  • Large number of potential buyers

As opposed to a handful of viewings a week, selling at auction allows for a large audience of potential buyers who are serious about making a purchase. 

"Often buyers comment that the property they purchased at auction isn’t the one they actually went for," comments Sabrina.

  • Quick way to sell

As there are no chains involved, property sales at auction often go through quicker than the traditional process. If the property sells successfully at auction, then once the gavel goes down this is effectively an exchange of contracts.

  • Smaller chance of the buyer pulling out

Once the gavel hits the table, the buyer will have to pay their 10% deposit to the auctioneers on the day and usually has 20 business days from then to complete, or sooner by mutual agreement.

  • Particularly good for unusual properties or ones needing a little more TLC

Auctions tend to attract property developers or landlords who are looking for their next project, so properties that are perhaps less traditional or are in need of restoration are often popular.

If you decide to put your property up for sale through auction there will be a number of decisions you will have to make before auction day, which we can hep guide you through.

What is the difference between downsizing and releasing equity?

If you find your children have flown the nest and you are considering selling your property and moving to a smaller home so you can fund your plans for later life, you may also want to consider releasing equity. 

While both can give you another source of funds, they have their own pros and cons. Which is better for you will very much depend on your personal situation, but also a few other factors, including:

  • Your age
  • What other assets you may have
  • How quickly you would like the money
  • If you decide to release equity, how much you want to release
  • How big your current property is, as well as its value
  • Your current cash flow situation
  • Why you are looking for an injection of funds

There are many other differences between downsizing and equity release and we can guide you through the process to help you figure out which option would be best for you.

Can I still sell my home if I have released equity?

If you do decide to release equity, what happens if you then want to sell your property if your circumstances change?

Before making the decision to release equity from your home, it is important to make sure it is the right option for you and your circumstances. 

If you do release equity from your home, it does not commit you to staying in that property, but depending on what plan you may have settled on, it can place certain restrictions on what types of properties you can then move to, if you want to transfer the product to your new property. There are plans that offer downsizing protection, which mean that if you do decide to move, you can be released from the plan without being financially penalised by the early repayment costs. Sometimes however it will not be possible to transfer the product, and depending on the circumstances, there may be a significant Early Repayment Charge payable.

Before signing up to an equity release plan, you must first seek financial and legal advice so you can consider all of your available options and choose the best one for you. If you wish to sell your home after releasing equity, we can assist you with the sale as a member of the Equity Release Council.

“There are many factors to consider when selling your property,” concludes Sabrina.  “Each property may well need a different approach. The best way to ensure the smoothest and least stressful process is to seek legal advice from your solicitor so that they can guide you through each step with advice tailor-made for your situation.”

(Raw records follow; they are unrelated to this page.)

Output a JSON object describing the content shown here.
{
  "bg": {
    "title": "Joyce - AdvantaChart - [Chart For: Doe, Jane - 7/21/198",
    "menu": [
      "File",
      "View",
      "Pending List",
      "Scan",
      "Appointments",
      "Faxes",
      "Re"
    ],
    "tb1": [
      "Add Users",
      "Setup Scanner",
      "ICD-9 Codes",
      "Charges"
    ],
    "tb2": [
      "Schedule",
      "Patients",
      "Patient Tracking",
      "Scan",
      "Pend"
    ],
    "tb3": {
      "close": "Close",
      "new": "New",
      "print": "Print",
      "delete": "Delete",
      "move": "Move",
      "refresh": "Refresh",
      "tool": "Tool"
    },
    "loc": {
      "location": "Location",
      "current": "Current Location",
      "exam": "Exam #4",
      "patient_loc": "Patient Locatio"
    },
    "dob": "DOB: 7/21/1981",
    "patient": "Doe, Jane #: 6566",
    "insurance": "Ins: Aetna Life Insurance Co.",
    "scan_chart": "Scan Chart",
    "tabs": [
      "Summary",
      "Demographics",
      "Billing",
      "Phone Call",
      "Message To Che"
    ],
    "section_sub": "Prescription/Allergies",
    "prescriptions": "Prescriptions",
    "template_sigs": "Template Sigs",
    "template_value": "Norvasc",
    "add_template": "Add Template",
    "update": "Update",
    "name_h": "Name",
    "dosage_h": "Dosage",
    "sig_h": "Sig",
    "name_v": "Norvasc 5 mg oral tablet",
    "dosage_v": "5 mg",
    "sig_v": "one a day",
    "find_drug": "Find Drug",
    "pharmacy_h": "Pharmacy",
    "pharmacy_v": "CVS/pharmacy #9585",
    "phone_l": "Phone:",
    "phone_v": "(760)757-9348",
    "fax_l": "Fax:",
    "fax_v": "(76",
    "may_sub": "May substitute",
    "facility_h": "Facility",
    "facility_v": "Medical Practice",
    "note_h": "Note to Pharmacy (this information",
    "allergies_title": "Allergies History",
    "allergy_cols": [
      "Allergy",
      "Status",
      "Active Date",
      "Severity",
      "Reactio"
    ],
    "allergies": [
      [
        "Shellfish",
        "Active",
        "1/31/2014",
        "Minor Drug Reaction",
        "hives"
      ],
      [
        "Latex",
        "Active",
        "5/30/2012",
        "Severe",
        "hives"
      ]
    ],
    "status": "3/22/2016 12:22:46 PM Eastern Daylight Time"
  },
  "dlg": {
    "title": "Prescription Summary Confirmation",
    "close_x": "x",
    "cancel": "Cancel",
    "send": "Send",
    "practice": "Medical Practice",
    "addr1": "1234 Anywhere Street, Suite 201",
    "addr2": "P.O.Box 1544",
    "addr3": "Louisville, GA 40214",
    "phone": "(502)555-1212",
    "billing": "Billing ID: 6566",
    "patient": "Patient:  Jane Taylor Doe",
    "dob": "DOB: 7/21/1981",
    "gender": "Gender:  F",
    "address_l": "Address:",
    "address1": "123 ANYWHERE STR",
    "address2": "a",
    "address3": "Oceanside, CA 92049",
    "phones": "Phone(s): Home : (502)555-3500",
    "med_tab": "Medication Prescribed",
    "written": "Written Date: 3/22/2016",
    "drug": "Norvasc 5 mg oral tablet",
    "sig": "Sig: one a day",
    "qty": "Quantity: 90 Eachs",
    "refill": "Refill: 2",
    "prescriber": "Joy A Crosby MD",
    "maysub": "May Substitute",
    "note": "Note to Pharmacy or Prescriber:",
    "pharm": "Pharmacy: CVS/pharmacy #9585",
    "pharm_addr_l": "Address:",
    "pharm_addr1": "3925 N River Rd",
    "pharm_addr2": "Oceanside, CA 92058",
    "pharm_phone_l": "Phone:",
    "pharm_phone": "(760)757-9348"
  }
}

To speak to Sabrina about selling your property, or to answer any other questions you may have regarding the above information, you can email her at You can also contact any one of our Property teams using the details below:

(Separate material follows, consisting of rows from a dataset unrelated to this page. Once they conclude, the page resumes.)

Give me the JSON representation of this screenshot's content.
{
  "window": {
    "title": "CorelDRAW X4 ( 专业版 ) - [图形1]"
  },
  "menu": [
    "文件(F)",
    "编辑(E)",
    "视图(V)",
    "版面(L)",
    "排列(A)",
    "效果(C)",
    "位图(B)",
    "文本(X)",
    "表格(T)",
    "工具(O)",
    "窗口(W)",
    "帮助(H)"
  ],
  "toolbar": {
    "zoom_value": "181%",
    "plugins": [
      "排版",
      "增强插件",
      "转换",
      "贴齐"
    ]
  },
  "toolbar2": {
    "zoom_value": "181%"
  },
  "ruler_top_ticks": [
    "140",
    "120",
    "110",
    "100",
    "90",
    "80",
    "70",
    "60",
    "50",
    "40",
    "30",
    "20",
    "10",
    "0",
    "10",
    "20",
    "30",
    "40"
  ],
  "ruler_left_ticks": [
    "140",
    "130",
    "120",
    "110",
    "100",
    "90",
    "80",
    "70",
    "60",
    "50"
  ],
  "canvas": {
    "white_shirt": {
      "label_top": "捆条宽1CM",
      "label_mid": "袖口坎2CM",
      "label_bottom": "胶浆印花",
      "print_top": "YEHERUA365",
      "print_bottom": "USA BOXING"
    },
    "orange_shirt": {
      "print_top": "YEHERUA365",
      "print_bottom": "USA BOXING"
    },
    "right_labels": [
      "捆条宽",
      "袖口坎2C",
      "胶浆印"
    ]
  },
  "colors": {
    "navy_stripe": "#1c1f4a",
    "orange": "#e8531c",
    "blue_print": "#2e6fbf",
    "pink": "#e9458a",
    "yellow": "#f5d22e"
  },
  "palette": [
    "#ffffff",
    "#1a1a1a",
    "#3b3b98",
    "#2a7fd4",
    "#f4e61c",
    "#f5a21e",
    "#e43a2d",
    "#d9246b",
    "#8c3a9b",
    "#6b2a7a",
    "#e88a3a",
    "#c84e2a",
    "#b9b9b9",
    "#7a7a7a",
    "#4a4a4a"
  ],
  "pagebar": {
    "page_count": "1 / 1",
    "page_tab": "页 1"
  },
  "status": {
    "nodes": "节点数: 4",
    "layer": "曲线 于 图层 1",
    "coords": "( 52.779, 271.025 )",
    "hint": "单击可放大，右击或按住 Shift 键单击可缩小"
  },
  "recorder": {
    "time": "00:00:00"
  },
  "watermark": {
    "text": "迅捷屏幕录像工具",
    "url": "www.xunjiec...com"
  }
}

Fareham: 01329 222096
Southampton: 023 8071 7422
Portsmouth:  023 9275 3575
Chandler’s Ford: 023 8071 7467
Waterlooville: 023 9277 6569

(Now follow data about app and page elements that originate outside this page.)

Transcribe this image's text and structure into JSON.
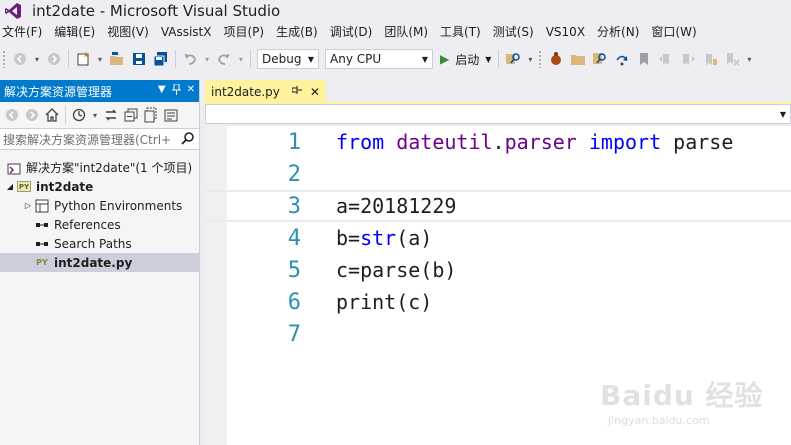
{
  "window": {
    "title": "int2date - Microsoft Visual Studio"
  },
  "menu": {
    "items": [
      "文件(F)",
      "编辑(E)",
      "视图(V)",
      "VAssistX",
      "项目(P)",
      "生成(B)",
      "调试(D)",
      "团队(M)",
      "工具(T)",
      "测试(S)",
      "VS10X",
      "分析(N)",
      "窗口(W)"
    ]
  },
  "toolbar": {
    "configuration": "Debug",
    "platform": "Any CPU",
    "start_label": "启动"
  },
  "solution_explorer": {
    "title": "解决方案资源管理器",
    "search_placeholder": "搜索解决方案资源管理器(Ctrl+",
    "solution_label": "解决方案\"int2date\"(1 个项目)",
    "project_label": "int2date",
    "project_badge": "PY",
    "items": [
      {
        "label": "Python Environments"
      },
      {
        "label": "References"
      },
      {
        "label": "Search Paths"
      },
      {
        "label": "int2date.py",
        "badge": "PY"
      }
    ]
  },
  "editor": {
    "tab_label": "int2date.py",
    "lines": [
      {
        "number": "1",
        "tokens": [
          {
            "t": "from",
            "c": "kw"
          },
          {
            "t": " ",
            "c": ""
          },
          {
            "t": "dateutil",
            "c": "mod"
          },
          {
            "t": ".",
            "c": ""
          },
          {
            "t": "parser",
            "c": "mod"
          },
          {
            "t": " ",
            "c": ""
          },
          {
            "t": "import",
            "c": "kw"
          },
          {
            "t": " parse",
            "c": ""
          }
        ]
      },
      {
        "number": "2",
        "tokens": []
      },
      {
        "number": "3",
        "tokens": [
          {
            "t": "a=20181229",
            "c": ""
          }
        ]
      },
      {
        "number": "4",
        "tokens": [
          {
            "t": "b=",
            "c": ""
          },
          {
            "t": "str",
            "c": "bi"
          },
          {
            "t": "(a)",
            "c": ""
          }
        ]
      },
      {
        "number": "5",
        "tokens": [
          {
            "t": "c=parse(b)",
            "c": ""
          }
        ]
      },
      {
        "number": "6",
        "tokens": [
          {
            "t": "print(c)",
            "c": ""
          }
        ]
      },
      {
        "number": "7",
        "tokens": []
      }
    ]
  },
  "watermark": {
    "logo": "Baidu 经验",
    "url": "jingyan.baidu.com"
  }
}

Alternatively, you may find the following links useful:


This is for information purposes only and is no substitute for, and should not be interpreted as, legal advice.  All content was correct at the time of publishing and we cannot be held responsible for any changes that may invalidate this article.